- Brief
Would you write out the listing verbatim and skip every picture in it?
Data for analysis below:
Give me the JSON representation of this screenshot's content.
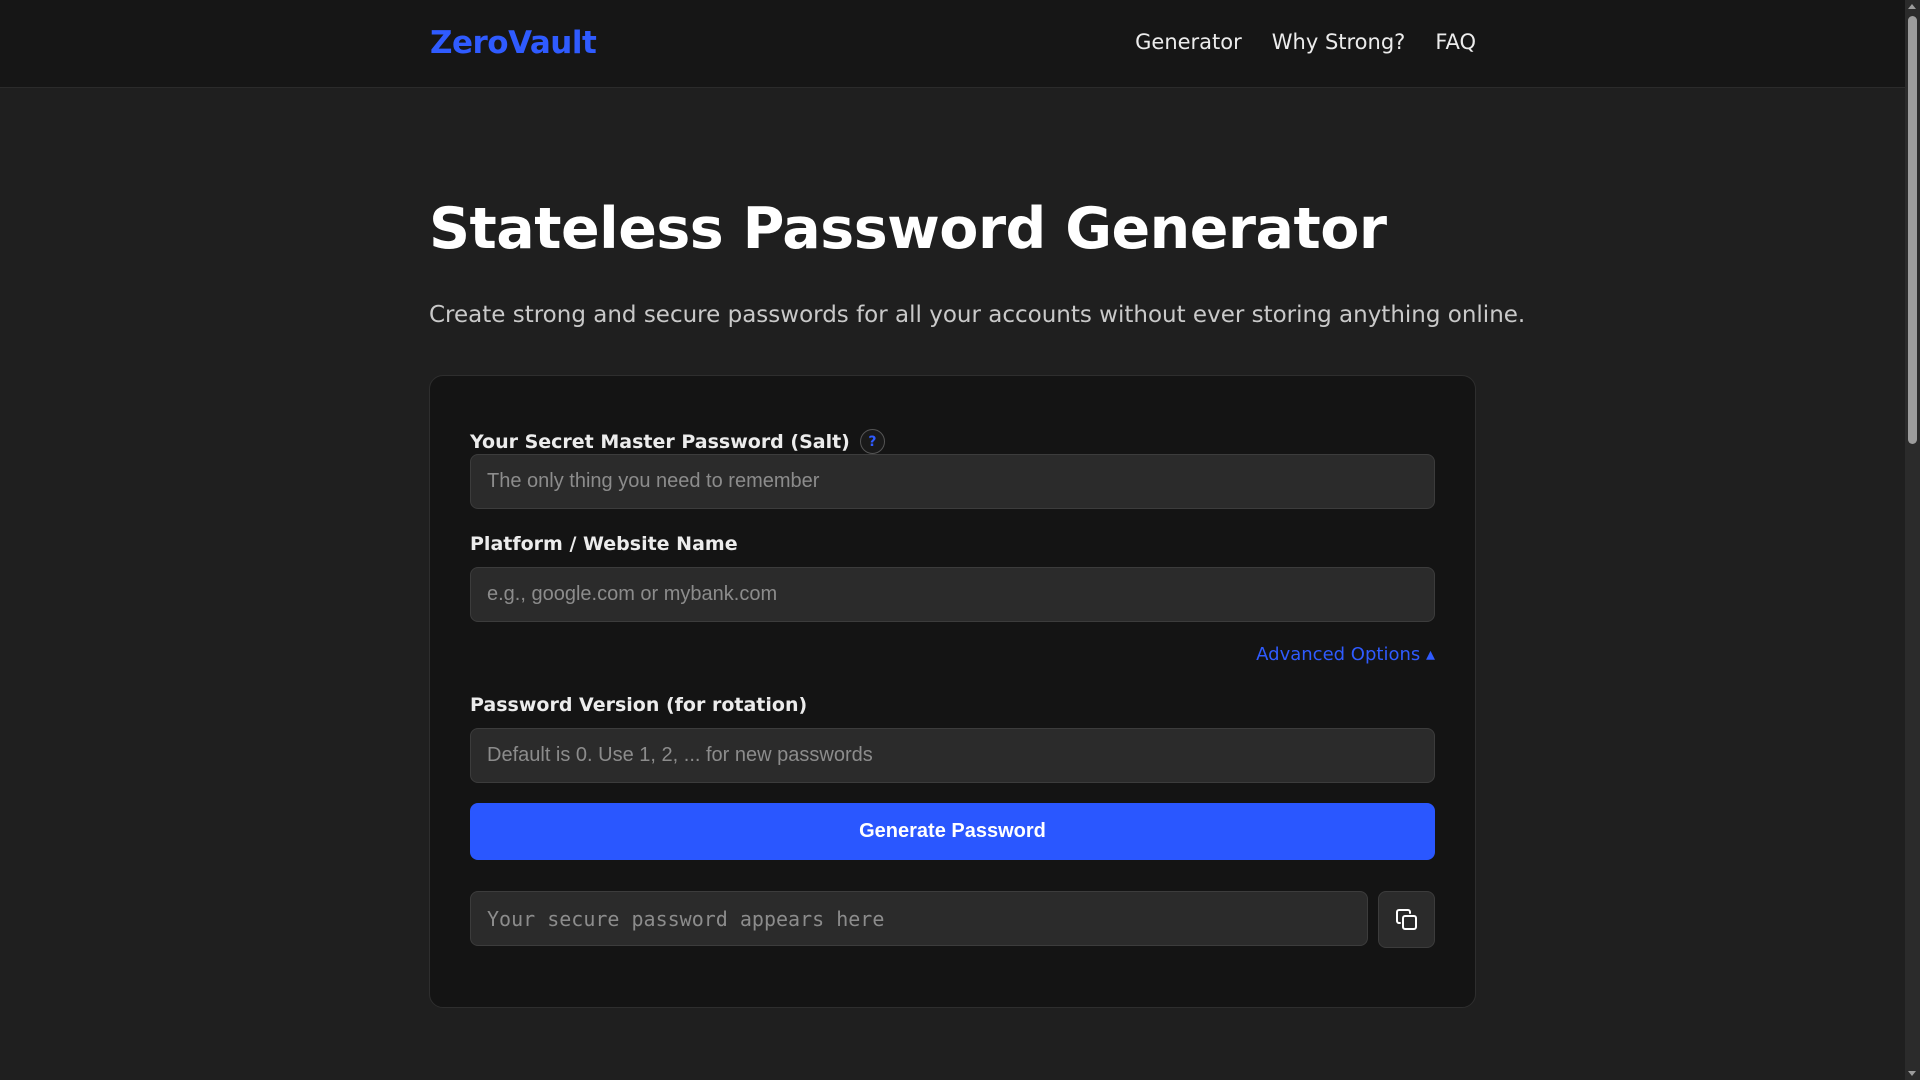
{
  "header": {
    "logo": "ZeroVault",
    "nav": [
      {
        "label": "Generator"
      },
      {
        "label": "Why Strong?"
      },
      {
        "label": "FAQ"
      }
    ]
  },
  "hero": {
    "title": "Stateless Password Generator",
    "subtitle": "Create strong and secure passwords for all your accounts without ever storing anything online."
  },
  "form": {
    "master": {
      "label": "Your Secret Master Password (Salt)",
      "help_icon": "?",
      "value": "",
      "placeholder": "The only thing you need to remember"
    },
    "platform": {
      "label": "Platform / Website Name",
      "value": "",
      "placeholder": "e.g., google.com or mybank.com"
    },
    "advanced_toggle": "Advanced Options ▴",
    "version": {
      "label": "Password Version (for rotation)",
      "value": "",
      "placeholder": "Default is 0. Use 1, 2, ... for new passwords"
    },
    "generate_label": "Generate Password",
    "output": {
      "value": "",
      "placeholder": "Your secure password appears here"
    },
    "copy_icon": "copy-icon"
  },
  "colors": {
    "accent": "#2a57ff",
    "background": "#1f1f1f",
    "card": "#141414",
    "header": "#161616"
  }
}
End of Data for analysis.
- The answer
Give me the JSON representation of this screenshot's content.
{
  "header": {
    "logo": "ZeroVault",
    "nav": [
      {
        "label": "Generator"
      },
      {
        "label": "Why Strong?"
      },
      {
        "label": "FAQ"
      }
    ]
  },
  "hero": {
    "title": "Stateless Password Generator",
    "subtitle": "Create strong and secure passwords for all your accounts without ever storing anything online."
  },
  "form": {
    "master": {
      "label": "Your Secret Master Password (Salt)",
      "help_icon": "?",
      "value": "",
      "placeholder": "The only thing you need to remember"
    },
    "platform": {
      "label": "Platform / Website Name",
      "value": "",
      "placeholder": "e.g., google.com or mybank.com"
    },
    "advanced_toggle": "Advanced Options ▴",
    "version": {
      "label": "Password Version (for rotation)",
      "value": "",
      "placeholder": "Default is 0. Use 1, 2, ... for new passwords"
    },
    "generate_label": "Generate Password",
    "output": {
      "value": "",
      "placeholder": "Your secure password appears here"
    },
    "copy_icon": "copy-icon"
  },
  "colors": {
    "accent": "#2a57ff",
    "background": "#1f1f1f",
    "card": "#141414",
    "header": "#161616"
  }
}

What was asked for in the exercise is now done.